Raise your credit score and lower your debt-to-income.

The process of raising your credit score is easier said than done, but if you can manage to raise your score before shopping around for mortgage loans, it can drastically impact your mortgage application process. The higher your score, the easier it will be to take advantage of the lowest mortgage rates.

The first step to improving your credit score is to check your score to know exactly where you stand. Borrowers with a credit score of 740 or higher will qualify for the best conventional mortgages rates, though you can still qualify for some of the better rates by simply improving your score — even if you can’t get it quite that high.

Your debt-to-income ratio (DTI) is also taken into account when you apply for a mortgage. You can calculate your DTI by dividing your monthly debts by your gross monthly income. You’ll have an easier time qualifying for the best rates if your DTI is below 36%.

Refinance for a shorter term.

If you already have a mortgage, now may be the time to refinance at a lower rate. If you have a 30-year mortgage loan that you can swap for a 15-year term, you may have an easier time finding a rate below 3%.

However, with a shorter term comes a higher monthly payment because you will be paying your loan off faster than you would have under the old terms. So, before you swap terms on your loan, you should be certain that you can handle higher payments — especially in the face of the current economic uncertainty.

Refinancing may also not be worth it if you don’t have much equity in your home. It’s best to calculate how much a refinance would cost you before you start contacting lenders.

The final word

Mortgage rates are currently down, which makes it more feasible than normal to find an interest rate below 3%, but there are always ways to find low rates — no matter what’s happening in the market. Start by looking into mortgage lenders and comparing rates, and consider buying points to make sure you get the best rate possible. Make sure to also check on your credit score and debt-to-income ratio so you know what mortgage rates to expect.
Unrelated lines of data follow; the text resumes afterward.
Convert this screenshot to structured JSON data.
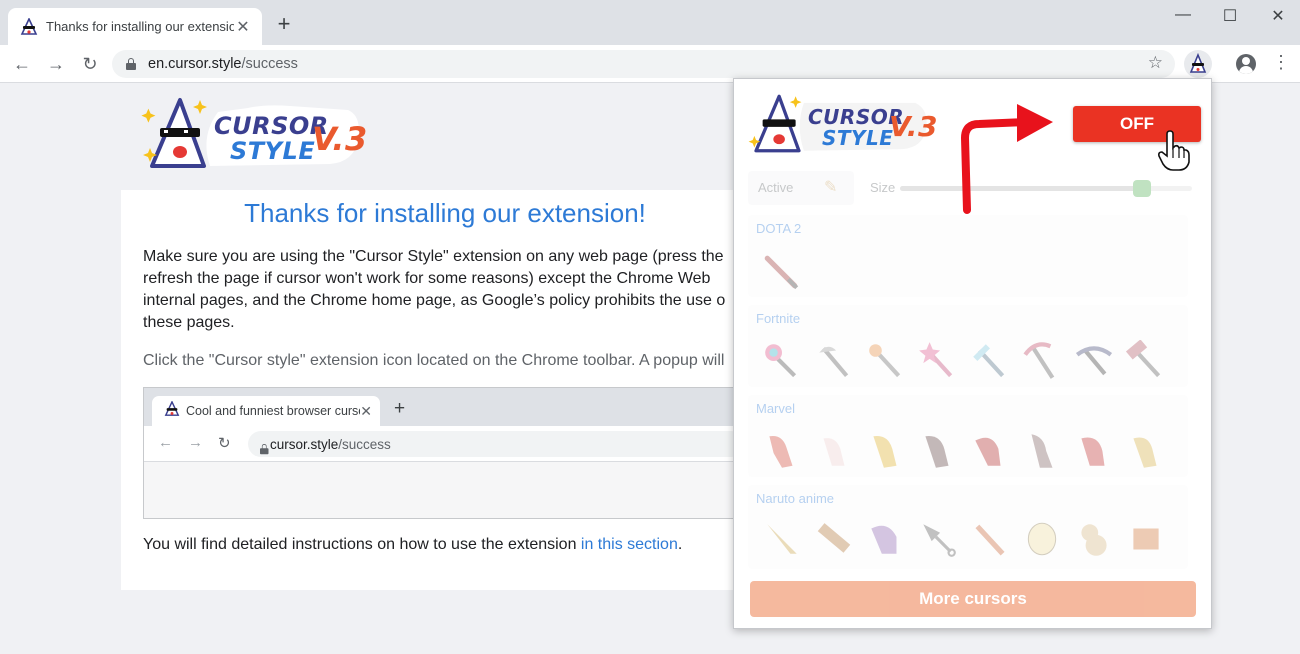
{
  "browser": {
    "tab_title": "Thanks for installing our extension",
    "url_host": "en.cursor.style",
    "url_path": "/success"
  },
  "page": {
    "logo": {
      "line1": "CURSOR",
      "line2": "STYLE",
      "version": "V.3"
    },
    "heading": "Thanks for installing our extension!",
    "para1": [
      "Make sure you are using the \"Cursor Style\" extension on any web page (press the",
      "refresh the page if cursor won't work for some reasons) except the Chrome Web",
      "internal pages, and the Chrome home page, as Google’s policy prohibits the use o",
      "these pages."
    ],
    "para2": "Click the \"Cursor style\" extension icon located on the Chrome toolbar. A popup will",
    "para3_prefix": "You will find detailed instructions on how to use the extension ",
    "para3_link": "in this section",
    "para3_suffix": "."
  },
  "mini_browser": {
    "tab_title": "Cool and funniest browser cursors",
    "url_host": "cursor.style",
    "url_path": "/success"
  },
  "popup": {
    "off_label": "OFF",
    "active_label": "Active",
    "size_label": "Size",
    "size_value": 0.85,
    "categories": [
      {
        "name": "DOTA 2",
        "count": 1
      },
      {
        "name": "Fortnite",
        "count": 8
      },
      {
        "name": "Marvel",
        "count": 8
      },
      {
        "name": "Naruto anime",
        "count": 8
      }
    ],
    "more_label": "More cursors"
  },
  "colors": {
    "accent": "#2d7ad6",
    "off_red": "#ea3323",
    "arrow_red": "#e8121c",
    "more_orange": "#ef8a5e"
  }
}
As rates drop, mortgage applications increase — which cause rates to increase as well — so it’s best to keep your financial situation in mind as you research. Keep an eye on average rate trends so you can snag the lowest mortgage rate possible.